Component data from apps and pages
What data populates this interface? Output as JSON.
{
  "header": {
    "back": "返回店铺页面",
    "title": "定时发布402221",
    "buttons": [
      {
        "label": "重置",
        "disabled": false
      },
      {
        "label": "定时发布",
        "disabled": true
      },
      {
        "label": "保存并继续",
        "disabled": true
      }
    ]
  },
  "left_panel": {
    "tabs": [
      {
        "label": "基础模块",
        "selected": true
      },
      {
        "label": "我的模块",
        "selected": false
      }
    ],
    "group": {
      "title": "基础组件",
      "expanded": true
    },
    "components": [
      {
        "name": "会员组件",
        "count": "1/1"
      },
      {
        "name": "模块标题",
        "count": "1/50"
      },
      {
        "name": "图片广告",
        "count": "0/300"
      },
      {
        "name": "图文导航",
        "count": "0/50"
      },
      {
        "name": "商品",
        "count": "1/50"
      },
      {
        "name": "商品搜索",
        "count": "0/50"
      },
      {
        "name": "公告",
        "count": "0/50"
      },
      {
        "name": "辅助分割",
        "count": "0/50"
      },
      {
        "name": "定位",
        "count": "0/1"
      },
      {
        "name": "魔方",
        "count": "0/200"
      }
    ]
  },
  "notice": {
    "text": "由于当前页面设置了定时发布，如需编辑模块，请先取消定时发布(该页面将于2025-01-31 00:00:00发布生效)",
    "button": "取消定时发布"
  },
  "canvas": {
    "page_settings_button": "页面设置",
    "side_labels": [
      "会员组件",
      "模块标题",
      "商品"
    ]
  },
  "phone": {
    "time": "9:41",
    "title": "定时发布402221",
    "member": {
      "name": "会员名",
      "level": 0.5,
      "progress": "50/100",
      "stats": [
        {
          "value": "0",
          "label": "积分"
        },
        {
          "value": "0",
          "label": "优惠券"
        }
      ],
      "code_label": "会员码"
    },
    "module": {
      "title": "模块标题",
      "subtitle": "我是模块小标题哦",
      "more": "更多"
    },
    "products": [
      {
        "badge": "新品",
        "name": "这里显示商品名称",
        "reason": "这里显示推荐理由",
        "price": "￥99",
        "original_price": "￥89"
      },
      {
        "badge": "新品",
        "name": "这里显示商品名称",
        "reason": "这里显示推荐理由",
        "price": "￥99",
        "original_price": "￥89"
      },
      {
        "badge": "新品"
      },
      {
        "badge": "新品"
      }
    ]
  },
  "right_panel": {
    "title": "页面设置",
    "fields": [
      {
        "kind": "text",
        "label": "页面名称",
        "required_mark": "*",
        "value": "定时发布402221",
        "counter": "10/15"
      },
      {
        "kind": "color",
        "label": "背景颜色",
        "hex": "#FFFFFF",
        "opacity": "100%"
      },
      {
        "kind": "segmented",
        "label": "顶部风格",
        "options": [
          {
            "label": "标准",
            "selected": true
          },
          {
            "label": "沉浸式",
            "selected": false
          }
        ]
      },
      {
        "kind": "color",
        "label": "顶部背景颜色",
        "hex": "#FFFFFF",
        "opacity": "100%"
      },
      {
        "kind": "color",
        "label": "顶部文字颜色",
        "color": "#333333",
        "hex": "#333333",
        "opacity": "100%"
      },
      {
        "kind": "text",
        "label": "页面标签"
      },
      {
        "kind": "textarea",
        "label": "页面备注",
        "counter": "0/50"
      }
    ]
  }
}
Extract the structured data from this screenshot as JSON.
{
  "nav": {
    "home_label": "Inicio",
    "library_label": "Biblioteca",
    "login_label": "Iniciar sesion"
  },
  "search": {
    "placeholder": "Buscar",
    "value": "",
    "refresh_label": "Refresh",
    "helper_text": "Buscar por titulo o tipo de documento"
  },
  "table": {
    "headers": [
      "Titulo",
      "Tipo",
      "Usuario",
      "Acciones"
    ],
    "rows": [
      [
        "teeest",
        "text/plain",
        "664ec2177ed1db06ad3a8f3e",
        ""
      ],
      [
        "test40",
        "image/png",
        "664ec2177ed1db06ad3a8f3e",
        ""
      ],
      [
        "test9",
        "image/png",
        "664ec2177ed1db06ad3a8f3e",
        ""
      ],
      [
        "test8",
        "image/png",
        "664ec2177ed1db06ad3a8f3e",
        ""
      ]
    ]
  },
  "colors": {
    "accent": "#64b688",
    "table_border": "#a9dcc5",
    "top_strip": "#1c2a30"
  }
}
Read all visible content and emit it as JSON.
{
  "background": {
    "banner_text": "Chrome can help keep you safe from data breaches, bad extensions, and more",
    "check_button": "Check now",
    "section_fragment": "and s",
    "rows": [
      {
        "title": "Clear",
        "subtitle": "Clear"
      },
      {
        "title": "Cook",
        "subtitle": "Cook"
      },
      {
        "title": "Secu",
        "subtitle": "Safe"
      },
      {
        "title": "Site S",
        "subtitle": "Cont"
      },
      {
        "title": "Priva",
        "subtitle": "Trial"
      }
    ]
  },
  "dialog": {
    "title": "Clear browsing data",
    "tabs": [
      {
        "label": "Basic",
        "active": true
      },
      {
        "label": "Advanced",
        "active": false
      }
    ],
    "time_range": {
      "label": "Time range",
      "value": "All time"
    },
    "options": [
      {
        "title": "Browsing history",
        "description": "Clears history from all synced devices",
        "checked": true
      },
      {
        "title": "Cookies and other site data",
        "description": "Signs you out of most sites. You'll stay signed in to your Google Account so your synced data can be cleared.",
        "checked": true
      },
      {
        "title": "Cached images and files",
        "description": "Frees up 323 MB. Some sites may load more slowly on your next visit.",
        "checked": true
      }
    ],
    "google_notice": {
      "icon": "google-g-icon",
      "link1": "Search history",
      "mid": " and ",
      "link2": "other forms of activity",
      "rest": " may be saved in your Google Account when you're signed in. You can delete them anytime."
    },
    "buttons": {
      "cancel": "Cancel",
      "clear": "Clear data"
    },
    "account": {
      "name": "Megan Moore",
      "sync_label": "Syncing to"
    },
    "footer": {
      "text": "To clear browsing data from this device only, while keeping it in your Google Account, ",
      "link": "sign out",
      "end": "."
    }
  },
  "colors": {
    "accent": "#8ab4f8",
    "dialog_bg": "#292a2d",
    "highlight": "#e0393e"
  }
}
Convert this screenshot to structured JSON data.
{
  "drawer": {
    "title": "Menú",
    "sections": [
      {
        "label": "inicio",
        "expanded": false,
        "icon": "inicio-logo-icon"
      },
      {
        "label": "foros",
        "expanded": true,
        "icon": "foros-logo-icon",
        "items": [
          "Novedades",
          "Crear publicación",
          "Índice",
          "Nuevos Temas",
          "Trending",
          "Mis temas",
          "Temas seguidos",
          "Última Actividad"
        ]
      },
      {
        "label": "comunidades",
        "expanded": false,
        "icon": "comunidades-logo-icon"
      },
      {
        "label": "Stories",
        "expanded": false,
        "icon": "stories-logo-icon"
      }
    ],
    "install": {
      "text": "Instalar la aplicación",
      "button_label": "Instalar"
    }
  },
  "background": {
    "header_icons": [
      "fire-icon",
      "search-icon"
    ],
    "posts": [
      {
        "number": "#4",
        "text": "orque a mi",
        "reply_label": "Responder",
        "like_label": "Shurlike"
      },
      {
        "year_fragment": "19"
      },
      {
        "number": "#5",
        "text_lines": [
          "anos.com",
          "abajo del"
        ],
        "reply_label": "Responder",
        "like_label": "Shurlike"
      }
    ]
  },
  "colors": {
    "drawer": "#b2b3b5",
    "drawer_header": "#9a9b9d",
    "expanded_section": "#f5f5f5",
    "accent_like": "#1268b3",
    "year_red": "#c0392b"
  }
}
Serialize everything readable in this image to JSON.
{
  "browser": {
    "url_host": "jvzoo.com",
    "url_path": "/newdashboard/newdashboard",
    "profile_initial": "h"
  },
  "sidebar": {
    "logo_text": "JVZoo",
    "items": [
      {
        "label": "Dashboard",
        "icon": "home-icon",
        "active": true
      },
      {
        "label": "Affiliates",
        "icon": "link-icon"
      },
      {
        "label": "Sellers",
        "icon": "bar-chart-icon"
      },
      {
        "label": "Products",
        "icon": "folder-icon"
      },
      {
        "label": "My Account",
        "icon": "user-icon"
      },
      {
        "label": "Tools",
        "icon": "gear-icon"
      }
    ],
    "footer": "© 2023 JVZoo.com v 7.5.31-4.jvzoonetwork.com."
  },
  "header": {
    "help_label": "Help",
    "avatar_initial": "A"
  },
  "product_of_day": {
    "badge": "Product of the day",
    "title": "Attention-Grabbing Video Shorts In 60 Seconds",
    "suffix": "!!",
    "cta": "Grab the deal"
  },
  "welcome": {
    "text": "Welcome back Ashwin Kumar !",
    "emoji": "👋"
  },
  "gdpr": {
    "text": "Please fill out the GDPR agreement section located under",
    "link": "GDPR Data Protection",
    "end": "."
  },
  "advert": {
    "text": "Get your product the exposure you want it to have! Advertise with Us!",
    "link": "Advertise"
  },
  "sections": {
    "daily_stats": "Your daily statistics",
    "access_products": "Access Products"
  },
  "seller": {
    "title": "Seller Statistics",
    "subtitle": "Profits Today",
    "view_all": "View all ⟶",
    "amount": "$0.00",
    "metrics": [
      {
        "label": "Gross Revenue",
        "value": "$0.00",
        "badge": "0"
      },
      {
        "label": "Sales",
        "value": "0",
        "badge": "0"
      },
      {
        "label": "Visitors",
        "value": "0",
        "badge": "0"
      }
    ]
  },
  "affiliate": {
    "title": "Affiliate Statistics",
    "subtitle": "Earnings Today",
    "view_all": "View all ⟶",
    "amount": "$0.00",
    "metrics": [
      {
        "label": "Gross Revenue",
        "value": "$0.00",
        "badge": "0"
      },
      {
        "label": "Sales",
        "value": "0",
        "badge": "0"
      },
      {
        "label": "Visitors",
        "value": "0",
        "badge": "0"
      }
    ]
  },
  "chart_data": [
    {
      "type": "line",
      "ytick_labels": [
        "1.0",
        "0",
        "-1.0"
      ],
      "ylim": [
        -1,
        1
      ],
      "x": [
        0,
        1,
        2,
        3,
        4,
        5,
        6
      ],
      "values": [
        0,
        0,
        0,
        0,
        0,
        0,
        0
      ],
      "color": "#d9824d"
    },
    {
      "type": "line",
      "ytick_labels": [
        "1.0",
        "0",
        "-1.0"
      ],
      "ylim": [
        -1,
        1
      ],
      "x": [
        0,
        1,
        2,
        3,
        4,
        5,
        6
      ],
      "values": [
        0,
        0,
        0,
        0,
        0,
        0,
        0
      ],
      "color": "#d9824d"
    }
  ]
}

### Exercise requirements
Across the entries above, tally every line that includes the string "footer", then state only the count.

### Your solution
2